* [Task instructions]
Each line containing the string "disabled" should be copied out of the entries.

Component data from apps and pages
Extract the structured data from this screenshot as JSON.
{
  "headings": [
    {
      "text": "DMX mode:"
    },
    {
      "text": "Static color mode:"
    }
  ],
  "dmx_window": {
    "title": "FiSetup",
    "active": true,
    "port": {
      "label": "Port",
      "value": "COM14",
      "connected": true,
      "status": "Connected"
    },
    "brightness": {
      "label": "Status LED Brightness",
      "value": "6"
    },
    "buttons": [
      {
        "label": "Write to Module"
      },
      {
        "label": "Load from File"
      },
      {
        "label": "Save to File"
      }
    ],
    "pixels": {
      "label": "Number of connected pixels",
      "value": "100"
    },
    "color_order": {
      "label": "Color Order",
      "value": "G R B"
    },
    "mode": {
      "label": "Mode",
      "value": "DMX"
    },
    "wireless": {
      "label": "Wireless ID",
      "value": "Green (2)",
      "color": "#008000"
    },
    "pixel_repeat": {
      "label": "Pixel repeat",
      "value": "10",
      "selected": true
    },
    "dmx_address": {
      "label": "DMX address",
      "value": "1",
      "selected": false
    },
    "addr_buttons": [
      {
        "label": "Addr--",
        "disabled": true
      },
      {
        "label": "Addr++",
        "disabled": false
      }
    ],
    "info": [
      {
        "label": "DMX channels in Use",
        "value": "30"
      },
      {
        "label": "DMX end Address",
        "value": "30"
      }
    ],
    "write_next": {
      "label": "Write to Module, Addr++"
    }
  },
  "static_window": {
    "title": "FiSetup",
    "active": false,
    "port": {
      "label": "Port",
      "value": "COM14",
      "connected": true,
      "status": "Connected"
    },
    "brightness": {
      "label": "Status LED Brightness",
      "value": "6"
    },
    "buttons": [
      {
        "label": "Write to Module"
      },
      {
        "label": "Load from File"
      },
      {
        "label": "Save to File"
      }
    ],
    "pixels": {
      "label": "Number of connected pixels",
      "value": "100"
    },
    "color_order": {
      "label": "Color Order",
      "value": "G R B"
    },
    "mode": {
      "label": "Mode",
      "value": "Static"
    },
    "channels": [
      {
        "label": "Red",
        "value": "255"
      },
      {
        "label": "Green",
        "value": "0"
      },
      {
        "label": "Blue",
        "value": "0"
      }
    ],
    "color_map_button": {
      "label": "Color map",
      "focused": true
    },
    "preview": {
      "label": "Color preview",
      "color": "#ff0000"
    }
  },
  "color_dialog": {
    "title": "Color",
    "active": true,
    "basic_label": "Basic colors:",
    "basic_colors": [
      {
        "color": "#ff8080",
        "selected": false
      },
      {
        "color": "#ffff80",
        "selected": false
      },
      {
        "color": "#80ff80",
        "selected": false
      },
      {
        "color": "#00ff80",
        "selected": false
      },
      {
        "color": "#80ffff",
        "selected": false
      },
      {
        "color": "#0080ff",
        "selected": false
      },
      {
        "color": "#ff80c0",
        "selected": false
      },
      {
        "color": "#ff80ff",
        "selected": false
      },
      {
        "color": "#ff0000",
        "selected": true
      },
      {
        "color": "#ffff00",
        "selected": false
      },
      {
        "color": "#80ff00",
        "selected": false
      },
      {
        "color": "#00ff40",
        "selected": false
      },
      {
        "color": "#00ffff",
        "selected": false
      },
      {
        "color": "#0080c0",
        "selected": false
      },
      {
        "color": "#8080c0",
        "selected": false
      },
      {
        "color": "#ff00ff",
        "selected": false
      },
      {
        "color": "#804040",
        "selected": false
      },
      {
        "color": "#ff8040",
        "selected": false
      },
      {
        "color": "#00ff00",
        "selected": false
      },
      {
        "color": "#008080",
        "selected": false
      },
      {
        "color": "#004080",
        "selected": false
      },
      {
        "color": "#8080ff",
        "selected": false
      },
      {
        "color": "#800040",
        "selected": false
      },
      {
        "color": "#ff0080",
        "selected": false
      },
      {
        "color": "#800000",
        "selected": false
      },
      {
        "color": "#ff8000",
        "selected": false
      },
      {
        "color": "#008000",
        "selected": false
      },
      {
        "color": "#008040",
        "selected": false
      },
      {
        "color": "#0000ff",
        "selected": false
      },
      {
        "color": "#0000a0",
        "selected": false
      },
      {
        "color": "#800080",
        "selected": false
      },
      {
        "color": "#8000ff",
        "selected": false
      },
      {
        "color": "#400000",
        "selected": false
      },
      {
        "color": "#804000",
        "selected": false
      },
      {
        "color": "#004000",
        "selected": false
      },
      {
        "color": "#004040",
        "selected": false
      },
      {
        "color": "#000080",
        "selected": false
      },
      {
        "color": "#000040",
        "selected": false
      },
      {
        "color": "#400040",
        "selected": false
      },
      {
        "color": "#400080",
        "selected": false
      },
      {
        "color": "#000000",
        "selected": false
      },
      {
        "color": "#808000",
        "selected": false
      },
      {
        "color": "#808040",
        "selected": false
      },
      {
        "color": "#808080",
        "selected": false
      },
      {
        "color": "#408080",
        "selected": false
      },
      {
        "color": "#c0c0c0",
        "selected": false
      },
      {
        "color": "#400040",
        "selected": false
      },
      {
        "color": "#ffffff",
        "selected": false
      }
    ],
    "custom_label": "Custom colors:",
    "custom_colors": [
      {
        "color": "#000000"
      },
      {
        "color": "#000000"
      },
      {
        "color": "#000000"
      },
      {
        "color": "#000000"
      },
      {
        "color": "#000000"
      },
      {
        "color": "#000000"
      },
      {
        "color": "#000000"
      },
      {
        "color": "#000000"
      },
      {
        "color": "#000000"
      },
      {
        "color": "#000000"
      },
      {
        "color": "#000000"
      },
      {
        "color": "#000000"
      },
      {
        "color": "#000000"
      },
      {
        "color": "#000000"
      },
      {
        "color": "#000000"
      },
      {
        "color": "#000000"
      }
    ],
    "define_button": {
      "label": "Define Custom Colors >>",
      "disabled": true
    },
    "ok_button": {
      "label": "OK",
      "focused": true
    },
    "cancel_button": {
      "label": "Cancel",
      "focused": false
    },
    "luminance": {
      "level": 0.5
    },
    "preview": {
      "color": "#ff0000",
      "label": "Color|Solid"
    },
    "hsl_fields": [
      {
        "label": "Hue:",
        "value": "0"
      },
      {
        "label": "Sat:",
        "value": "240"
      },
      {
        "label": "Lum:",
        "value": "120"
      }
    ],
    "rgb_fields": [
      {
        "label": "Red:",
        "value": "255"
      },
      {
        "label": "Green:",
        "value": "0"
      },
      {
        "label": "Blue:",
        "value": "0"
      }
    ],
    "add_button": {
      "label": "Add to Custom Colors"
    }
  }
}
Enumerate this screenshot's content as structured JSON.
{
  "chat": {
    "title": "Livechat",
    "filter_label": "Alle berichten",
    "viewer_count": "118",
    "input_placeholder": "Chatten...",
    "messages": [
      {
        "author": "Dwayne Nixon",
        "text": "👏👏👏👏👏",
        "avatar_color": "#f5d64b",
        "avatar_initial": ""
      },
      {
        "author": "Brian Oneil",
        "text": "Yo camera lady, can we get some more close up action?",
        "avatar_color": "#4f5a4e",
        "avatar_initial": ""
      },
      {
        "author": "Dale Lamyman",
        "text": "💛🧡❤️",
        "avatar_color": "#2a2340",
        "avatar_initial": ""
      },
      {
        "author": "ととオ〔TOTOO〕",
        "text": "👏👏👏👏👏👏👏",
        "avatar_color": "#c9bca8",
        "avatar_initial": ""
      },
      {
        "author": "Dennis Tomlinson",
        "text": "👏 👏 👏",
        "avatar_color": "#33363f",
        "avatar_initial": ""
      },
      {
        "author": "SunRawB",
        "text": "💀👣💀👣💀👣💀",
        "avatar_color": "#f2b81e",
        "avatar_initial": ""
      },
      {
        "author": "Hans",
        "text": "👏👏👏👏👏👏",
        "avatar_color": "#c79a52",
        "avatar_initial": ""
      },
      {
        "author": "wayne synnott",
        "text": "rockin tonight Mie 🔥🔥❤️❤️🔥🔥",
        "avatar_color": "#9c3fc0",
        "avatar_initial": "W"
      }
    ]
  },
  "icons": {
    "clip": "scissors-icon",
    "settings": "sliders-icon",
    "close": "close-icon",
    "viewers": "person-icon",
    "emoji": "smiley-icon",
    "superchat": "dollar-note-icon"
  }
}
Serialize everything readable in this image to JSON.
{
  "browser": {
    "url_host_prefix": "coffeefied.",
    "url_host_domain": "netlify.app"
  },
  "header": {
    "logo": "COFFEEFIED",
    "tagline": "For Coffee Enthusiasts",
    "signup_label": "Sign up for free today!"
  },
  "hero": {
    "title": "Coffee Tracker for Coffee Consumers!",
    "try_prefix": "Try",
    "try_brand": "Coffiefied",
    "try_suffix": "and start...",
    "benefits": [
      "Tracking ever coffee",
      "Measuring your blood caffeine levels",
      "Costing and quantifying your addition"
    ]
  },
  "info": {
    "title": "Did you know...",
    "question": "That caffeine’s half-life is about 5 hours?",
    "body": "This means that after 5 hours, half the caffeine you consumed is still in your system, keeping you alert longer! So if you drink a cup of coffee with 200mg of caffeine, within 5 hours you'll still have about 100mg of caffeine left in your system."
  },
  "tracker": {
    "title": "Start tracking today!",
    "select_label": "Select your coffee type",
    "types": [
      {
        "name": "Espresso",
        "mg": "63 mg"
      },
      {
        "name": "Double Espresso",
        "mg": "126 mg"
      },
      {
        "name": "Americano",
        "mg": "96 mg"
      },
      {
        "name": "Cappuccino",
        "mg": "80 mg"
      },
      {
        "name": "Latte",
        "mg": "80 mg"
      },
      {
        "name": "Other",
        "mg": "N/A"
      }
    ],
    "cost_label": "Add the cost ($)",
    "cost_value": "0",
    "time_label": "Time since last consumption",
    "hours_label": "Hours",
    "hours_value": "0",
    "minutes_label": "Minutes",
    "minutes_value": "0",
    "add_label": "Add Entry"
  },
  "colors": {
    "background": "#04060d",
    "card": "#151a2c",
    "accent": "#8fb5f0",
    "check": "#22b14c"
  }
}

* [Response to this exercise]
        "disabled": true
        "disabled": false
      "disabled": true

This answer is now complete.